Social workers and the Border

 

Sir, – The ongoing public debate about the impact of the United Kingdom’s decision to leave the European Union has largely focused on economic and political ramifications. Worrying social consequences have been, for the most part, overlooked.

Just as frictionless cross-border travel is fundamental to the lives of many of our service users and their carers, cross-border co-operation is central to the delivery of key aspects of social work services. Worryingly, Brexit pays scant heed to the significance of established working practices, or to the freedom of movement enjoyed since the delivery of the Belfast Agreement.

To our knowledge, little planning has been undertaken to explore how the UK’s departure from the EU will affect social workers. As chairs of our associations we have jointly written to the Secretary of State for Northern Ireland and the Tánaiste, urging both to consider the implications for the social work profession and to mitigate impacts.

Social workers have long benefitted from common rules governing the recognition of professional qualifications in EU member states which enable those trained in Northern Ireland to register and work in the Republic of Ireland and vice versa.

Clarity is required regarding how both governments will continue to facilitate this practice following March 29th, 2019.

Information is also needed to address the complex unknowns for “Looked After Children” currently placed in kinship care arrangements on a different side of the Border from their parents. There is ambiguity surrounding how Brexit will affect the existing processes in place between the authorities which facilitate these placements.

Furthermore, our members are concerned about the future of public protection arrangements once the UK is no longer included in European Arrest Warrant arrangements, which up to now have facilitated cross-jurisdictional monitoring of offenders by criminal justice social workers in Northern Ireland.

The challenges facing the social work profession, North and South of the Border, are many and diverse. It is essential the British and Irish governments adequately assure social workers that their interests, and those of their service users, will be afforded the attention they rightly deserve in the ongoing Brexit negotiations. – Yours, etc,

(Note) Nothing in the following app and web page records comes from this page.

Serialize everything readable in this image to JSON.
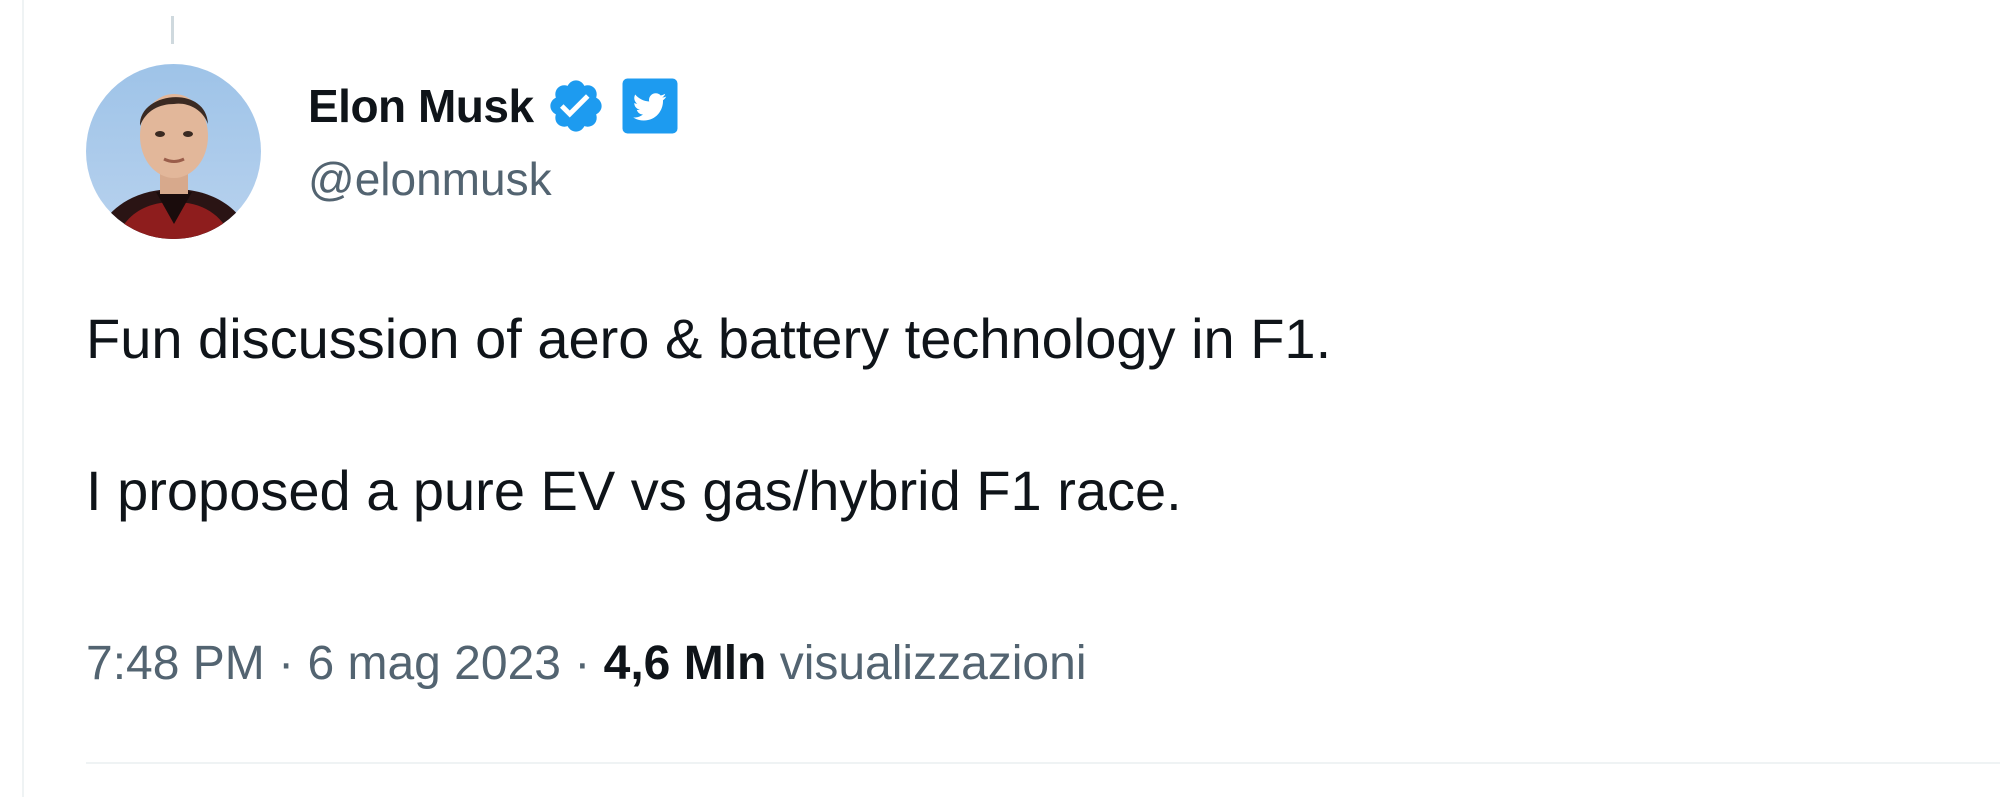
{
  "author": {
    "display_name": "Elon Musk",
    "handle": "@elonmusk",
    "verified": true
  },
  "tweet": {
    "lines": [
      "Fun discussion of aero & battery technology in F1.",
      "I proposed a pure EV vs gas/hybrid F1 race."
    ]
  },
  "meta": {
    "time": "7:48 PM",
    "separator": "·",
    "date": "6 mag 2023",
    "views_count": "4,6 Mln",
    "views_label": "visualizzazioni"
  },
  "icons": {
    "verified": "verified-badge-icon",
    "badge": "twitter-bird-icon"
  },
  "colors": {
    "accent": "#1d9bf0",
    "text_primary": "#0f1419",
    "text_secondary": "#536471"
  }
}
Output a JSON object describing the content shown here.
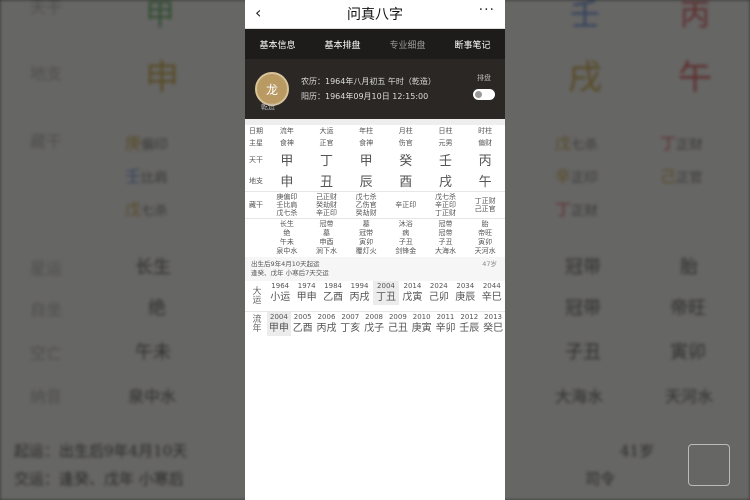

AINE McGUIRK,

Chairwoman,

Irish Association

of Social Workers,

Dublin;

COLIN REID,

Chairman,

British Association

of Social Workers

Northern Ireland,

Belfast.